Over at the Washington Post, environmental blogger Brad Plumer rightly points out the social responsibility we have in the switch from old technologies (coal power) to new ones (renewables). Germany has quite a bit of experience switching coal miners to green jobs, and Craig Morris knows the German word for it: Strukturwandel, or structural change.
“What will happen to the hundreds of thousands of currently retired coal miners who still rely on [coal] companies for pensions and health benefits?” Plumer asks. The situation is a bit different in Germany, where a national pension insurance plan (Pensionssicherungsverein) ensures pension benefits after bankruptcy. But that is social policy – let’s focus here on how coal firms can avoid bankruptcy altogether by switching to renewables.
Increasingly, the mining of hard coal in Germany had to be subsidized over the past few decades as the mines went ever deeper and extraction prices rose ever higher above import prices. The result has been a switch from domestic hard coal production to coal imports, with coal miners being hit hardest. Subsidies for hard coal mining expire in Germany in 2018.

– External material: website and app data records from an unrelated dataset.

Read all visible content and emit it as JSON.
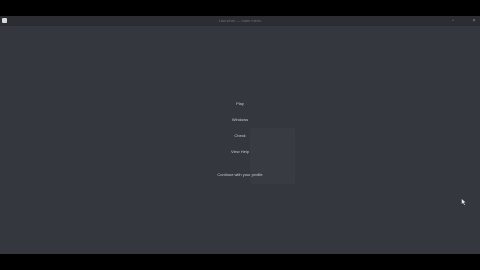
{
  "window": {
    "title": "Launcher — main menu",
    "restore_glyph": "▫",
    "close_glyph": "×"
  },
  "menu": {
    "items": [
      {
        "label": "Play"
      },
      {
        "label": "Windows"
      },
      {
        "label": "Check"
      },
      {
        "label": "View Help"
      },
      {
        "label": "Continue with your profile"
      }
    ]
  },
  "colors": {
    "window_bg": "#34373d",
    "titlebar_bg": "#2b2d32",
    "text": "#c8cacf"
  },
  "icons": {
    "app": "app-icon",
    "cursor": "mouse-pointer-icon"
  }
}
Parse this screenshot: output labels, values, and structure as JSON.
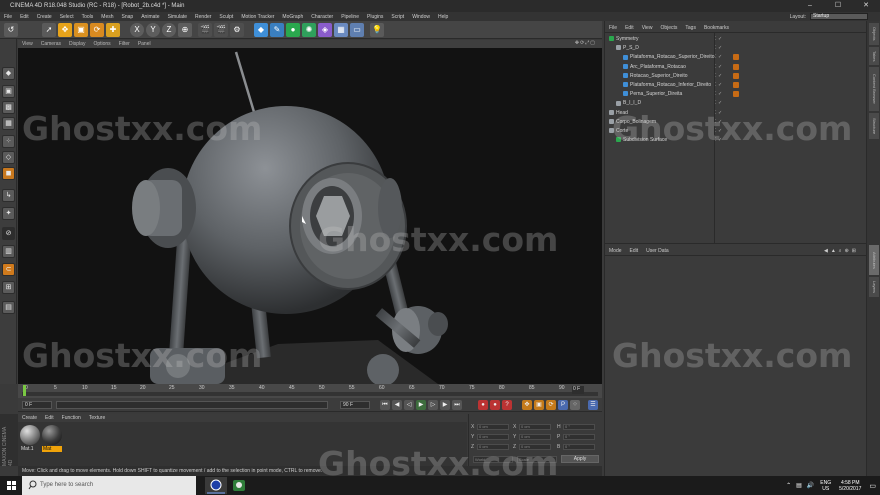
{
  "window": {
    "title": "CINEMA 4D R18.048 Studio (RC - R18) - [Robot_2b.c4d *] - Main",
    "controls": [
      "–",
      "☐",
      "✕"
    ]
  },
  "menu": [
    "File",
    "Edit",
    "Create",
    "Select",
    "Tools",
    "Mesh",
    "Snap",
    "Animate",
    "Simulate",
    "Render",
    "Sculpt",
    "Motion Tracker",
    "MoGraph",
    "Character",
    "Pipeline",
    "Plugins",
    "Script",
    "Window",
    "Help"
  ],
  "layout": {
    "label": "Layout:",
    "value": "Startup"
  },
  "toolbar": {
    "undo": "↺",
    "x": "X",
    "y": "Y",
    "z": "Z"
  },
  "viewport": {
    "menu": [
      "View",
      "Cameras",
      "Display",
      "Options",
      "Filter",
      "Panel"
    ],
    "icons": "✥⟳⤢▢"
  },
  "timeline": {
    "ticks": [
      "0",
      "5",
      "10",
      "15",
      "20",
      "25",
      "30",
      "35",
      "40",
      "45",
      "50",
      "55",
      "60",
      "65",
      "70",
      "75",
      "80",
      "85",
      "90"
    ],
    "current_frame": "0 F"
  },
  "transport": {
    "start": "0 F",
    "end": "90 F"
  },
  "materials": {
    "menu": [
      "Create",
      "Edit",
      "Function",
      "Texture"
    ],
    "items": [
      "Mat.1",
      "Mat"
    ],
    "brand": "MAXON CINEMA 4D"
  },
  "coords": {
    "labels": [
      "X",
      "Y",
      "Z"
    ],
    "rot_labels": [
      "H",
      "P",
      "B"
    ],
    "values": [
      "0 cm",
      "0 cm",
      "0 cm"
    ],
    "rot_values": [
      "0 °",
      "0 °",
      "0 °"
    ],
    "mode1": "World",
    "mode2": "Scale",
    "apply": "Apply"
  },
  "status": "Move: Click and drag to move elements. Hold down SHIFT to quantize movement / add to the selection in point mode, CTRL to remove.",
  "objects": {
    "menu": [
      "File",
      "Edit",
      "View",
      "Objects",
      "Tags",
      "Bookmarks"
    ],
    "items": [
      {
        "name": "Symmetry",
        "indent": 0,
        "tag": false
      },
      {
        "name": "P_S_D",
        "indent": 1,
        "tag": false
      },
      {
        "name": "Plataforma_Rotacao_Superior_Direito",
        "indent": 2,
        "tag": true
      },
      {
        "name": "Arc_Plataforma_Rotacao",
        "indent": 2,
        "tag": true
      },
      {
        "name": "Rotacao_Superior_Direito",
        "indent": 2,
        "tag": true
      },
      {
        "name": "Plataforma_Rotacao_Inferior_Direito",
        "indent": 2,
        "tag": true
      },
      {
        "name": "Perna_Superior_Direita",
        "indent": 2,
        "tag": true
      },
      {
        "name": "B_I_I_D",
        "indent": 1,
        "tag": false
      },
      {
        "name": "Head",
        "indent": 0,
        "tag": false
      },
      {
        "name": "Corpo_Bolinagem",
        "indent": 0,
        "tag": false
      },
      {
        "name": "Corte",
        "indent": 0,
        "tag": false
      },
      {
        "name": "Subdivision Surface",
        "indent": 1,
        "tag": false
      }
    ]
  },
  "attributes": {
    "menu": [
      "Mode",
      "Edit",
      "User Data"
    ],
    "icons": "◀▲⌕⊕⊞"
  },
  "right_tabs": [
    "Objects",
    "Takes",
    "Content Browser",
    "Structure",
    "Attributes",
    "Layers"
  ],
  "taskbar": {
    "search_placeholder": "Type here to search",
    "language": [
      "ENG",
      "US"
    ],
    "time": "4:58 PM",
    "date": "5/20/2017"
  },
  "watermark": "Ghostxx.com",
  "colors": {
    "accent_orange": "#c76b15",
    "highlight_yellow": "#f0a30a",
    "timeline_green": "#7ac943",
    "panel": "#3b3b3b"
  }
}
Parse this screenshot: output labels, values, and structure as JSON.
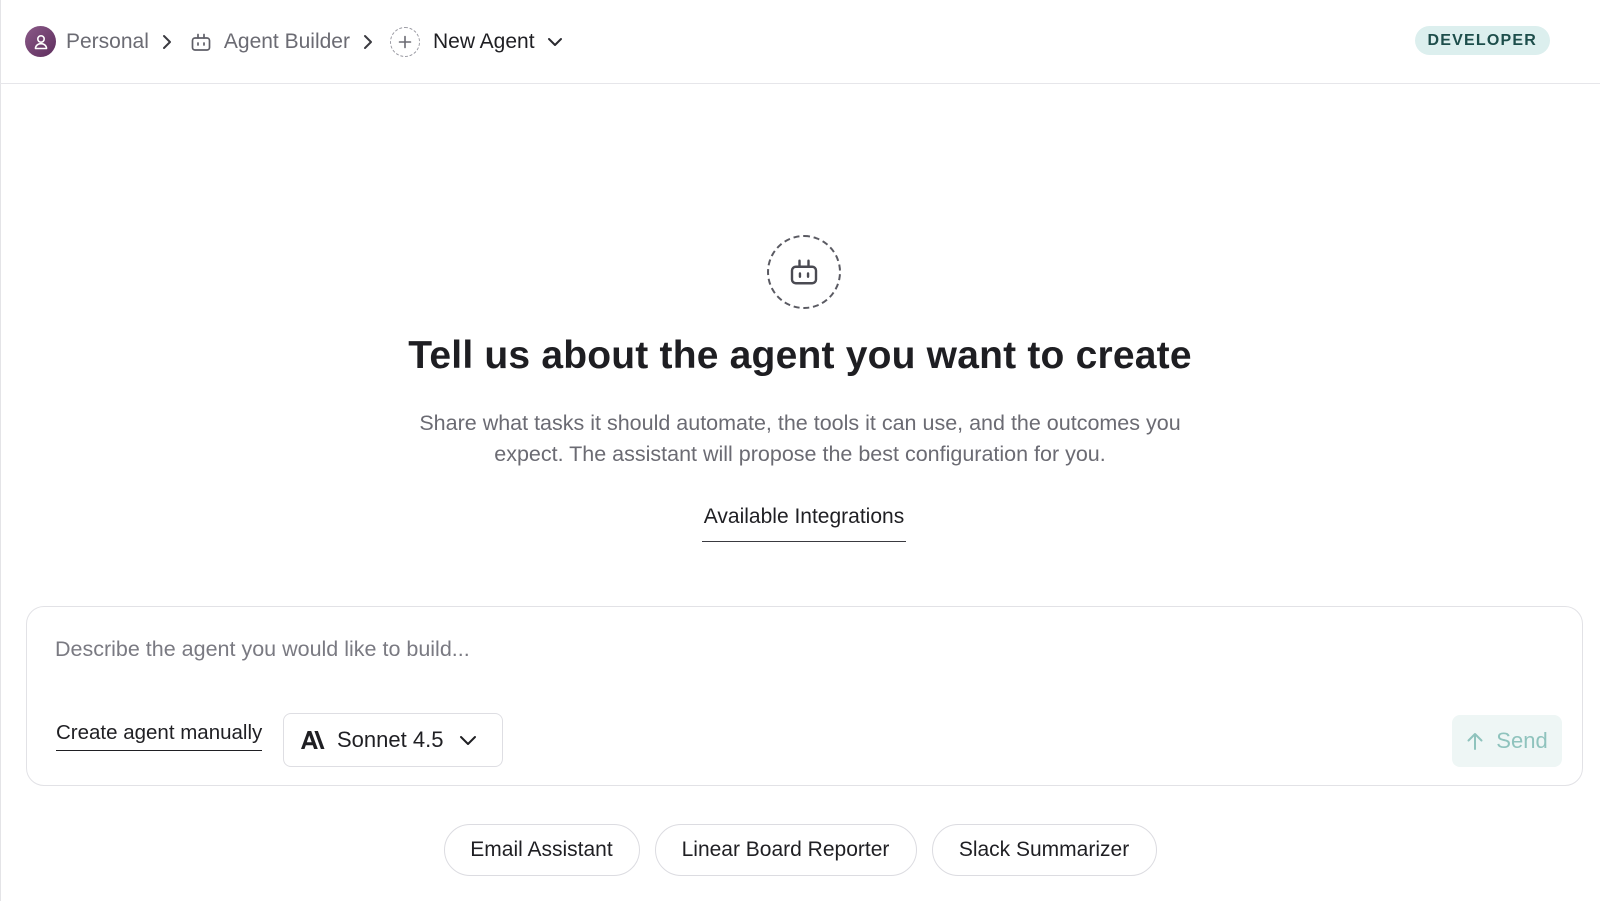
{
  "header": {
    "breadcrumb": {
      "workspace": "Personal",
      "section": "Agent Builder",
      "current": "New Agent"
    },
    "badge": "DEVELOPER"
  },
  "hero": {
    "title": "Tell us about the agent you want to create",
    "subtitle": "Share what tasks it should automate, the tools it can use, and the outcomes you expect. The assistant will propose the best configuration for you.",
    "integrations_link": "Available Integrations"
  },
  "composer": {
    "placeholder": "Describe the agent you would like to build...",
    "manual_link": "Create agent manually",
    "model": "Sonnet 4.5",
    "send_label": "Send"
  },
  "suggestions": [
    "Email Assistant",
    "Linear Board Reporter",
    "Slack Summarizer"
  ],
  "colors": {
    "badge_bg": "#dcefee",
    "badge_text": "#1d4e4b",
    "avatar": "#6e3b6c",
    "send_accent": "#8fc3bd"
  },
  "icons": {
    "avatar": "user-icon",
    "section": "robot-icon",
    "new": "plus-icon",
    "hero": "robot-icon",
    "model": "anthropic-logo-icon",
    "send": "arrow-up-icon"
  }
}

The German mining company RAG responded by installing wind turbines and solar arrays and by planting energy crops on disused sites. The coal firm co-founded montanSolar as a project developer for solar farms. In its first project, more than 3.5 megawatts was installed across seven hectares last year, and an additional 100 hectares is reportedly available for additional projects according to the developer’s website. At that rate, the firm would install more than 50 megawatts of PV in the next few years.
In 2009, RAG turned some 14,000 square meters of a former mining site closed three years earlier into a biomass center, including a cogeneration plant running on locally produced, untreated timber. What’s more, disused underground mines could be used as pump-storage facilities to store excess renewable power; the firm puts the potential in the Ruhr Area alone at up to 400-600 megawatts. RAG is thus taking steps in the right direction – and is still in business.
Today, areas like the Ruhr Area, Saarland, and Lusitania (a brown coal mining area that is now home to Germany’s four largest solar farms) continue to struggle with relatively high unemployment, but German politicians are focusing on structural change – including to renewables – to ensure that these areas remain healthy.
Perhaps that is the biggest difference between Germany and the US. The American landscape is littered with ghost towns, and we have accepted the demise of such once great cities as Detroit and New Orleans as natural events.
The Ruhr Area was occupied by the French after World War I; Saarland was poised to become an independent country after World War II, but the population rejected the plan and voted to become German again in 1955; and Lusitania was in East Germany – and we saw how eager the country was to reunite after the Fall of the Wall.
Germans want to work together and don’t want any part of their country to fail. That feeling of solidarity is apparently stronger than any ideological differences over old versus new energy.